#### Work instruction:
Print every line below without adding or leaving out a single word.

:: Input data

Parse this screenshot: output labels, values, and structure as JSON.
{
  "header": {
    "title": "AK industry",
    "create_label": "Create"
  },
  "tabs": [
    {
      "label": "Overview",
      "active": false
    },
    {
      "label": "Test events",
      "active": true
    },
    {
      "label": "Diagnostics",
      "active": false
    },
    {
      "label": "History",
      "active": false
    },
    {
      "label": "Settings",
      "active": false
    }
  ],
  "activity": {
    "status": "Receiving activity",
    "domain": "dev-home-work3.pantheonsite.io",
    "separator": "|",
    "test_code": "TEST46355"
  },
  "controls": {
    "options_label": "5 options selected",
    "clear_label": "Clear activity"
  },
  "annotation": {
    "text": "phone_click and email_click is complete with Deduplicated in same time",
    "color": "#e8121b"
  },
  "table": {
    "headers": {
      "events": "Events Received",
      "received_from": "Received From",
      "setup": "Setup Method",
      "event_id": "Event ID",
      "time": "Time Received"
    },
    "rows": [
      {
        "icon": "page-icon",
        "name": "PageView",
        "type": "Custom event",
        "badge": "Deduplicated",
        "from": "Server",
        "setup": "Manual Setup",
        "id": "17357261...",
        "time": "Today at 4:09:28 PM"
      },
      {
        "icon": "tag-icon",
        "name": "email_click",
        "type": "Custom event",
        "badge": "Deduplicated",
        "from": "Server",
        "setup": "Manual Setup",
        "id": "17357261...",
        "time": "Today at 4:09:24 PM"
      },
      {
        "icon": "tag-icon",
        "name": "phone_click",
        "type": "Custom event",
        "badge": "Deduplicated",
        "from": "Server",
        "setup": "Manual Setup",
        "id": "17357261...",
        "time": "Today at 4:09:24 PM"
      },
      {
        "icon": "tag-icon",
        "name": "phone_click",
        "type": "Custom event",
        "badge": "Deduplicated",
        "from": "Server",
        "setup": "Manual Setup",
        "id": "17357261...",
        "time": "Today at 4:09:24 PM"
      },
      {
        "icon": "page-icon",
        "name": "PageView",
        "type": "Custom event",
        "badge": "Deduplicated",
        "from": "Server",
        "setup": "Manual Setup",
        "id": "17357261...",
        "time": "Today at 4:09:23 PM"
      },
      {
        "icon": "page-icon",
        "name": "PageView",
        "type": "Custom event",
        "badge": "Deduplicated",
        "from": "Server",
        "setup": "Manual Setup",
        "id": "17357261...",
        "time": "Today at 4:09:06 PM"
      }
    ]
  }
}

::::

#### Exercise answer:
Parse this screenshot: output labels, values, and structure as JSON.
{
  "header": {
    "title": "AK industry",
    "create_label": "Create"
  },
  "tabs": [
    {
      "label": "Overview",
      "active": false
    },
    {
      "label": "Test events",
      "active": true
    },
    {
      "label": "Diagnostics",
      "active": false
    },
    {
      "label": "History",
      "active": false
    },
    {
      "label": "Settings",
      "active": false
    }
  ],
  "activity": {
    "status": "Receiving activity",
    "domain": "dev-home-work3.pantheonsite.io",
    "separator": "|",
    "test_code": "TEST46355"
  },
  "controls": {
    "options_label": "5 options selected",
    "clear_label": "Clear activity"
  },
  "annotation": {
    "text": "phone_click and email_click is complete with Deduplicated in same time",
    "color": "#e8121b"
  },
  "table": {
    "headers": {
      "events": "Events Received",
      "received_from": "Received From",
      "setup": "Setup Method",
      "event_id": "Event ID",
      "time": "Time Received"
    },
    "rows": [
      {
        "icon": "page-icon",
        "name": "PageView",
        "type": "Custom event",
        "badge": "Deduplicated",
        "from": "Server",
        "setup": "Manual Setup",
        "id": "17357261...",
        "time": "Today at 4:09:28 PM"
      },
      {
        "icon": "tag-icon",
        "name": "email_click",
        "type": "Custom event",
        "badge": "Deduplicated",
        "from": "Server",
        "setup": "Manual Setup",
        "id": "17357261...",
        "time": "Today at 4:09:24 PM"
      },
      {
        "icon": "tag-icon",
        "name": "phone_click",
        "type": "Custom event",
        "badge": "Deduplicated",
        "from": "Server",
        "setup": "Manual Setup",
        "id": "17357261...",
        "time": "Today at 4:09:24 PM"
      },
      {
        "icon": "tag-icon",
        "name": "phone_click",
        "type": "Custom event",
        "badge": "Deduplicated",
        "from": "Server",
        "setup": "Manual Setup",
        "id": "17357261...",
        "time": "Today at 4:09:24 PM"
      },
      {
        "icon": "page-icon",
        "name": "PageView",
        "type": "Custom event",
        "badge": "Deduplicated",
        "from": "Server",
        "setup": "Manual Setup",
        "id": "17357261...",
        "time": "Today at 4:09:23 PM"
      },
      {
        "icon": "page-icon",
        "name": "PageView",
        "type": "Custom event",
        "badge": "Deduplicated",
        "from": "Server",
        "setup": "Manual Setup",
        "id": "17357261...",
        "time": "Today at 4:09:06 PM"
      }
    ]
  }
}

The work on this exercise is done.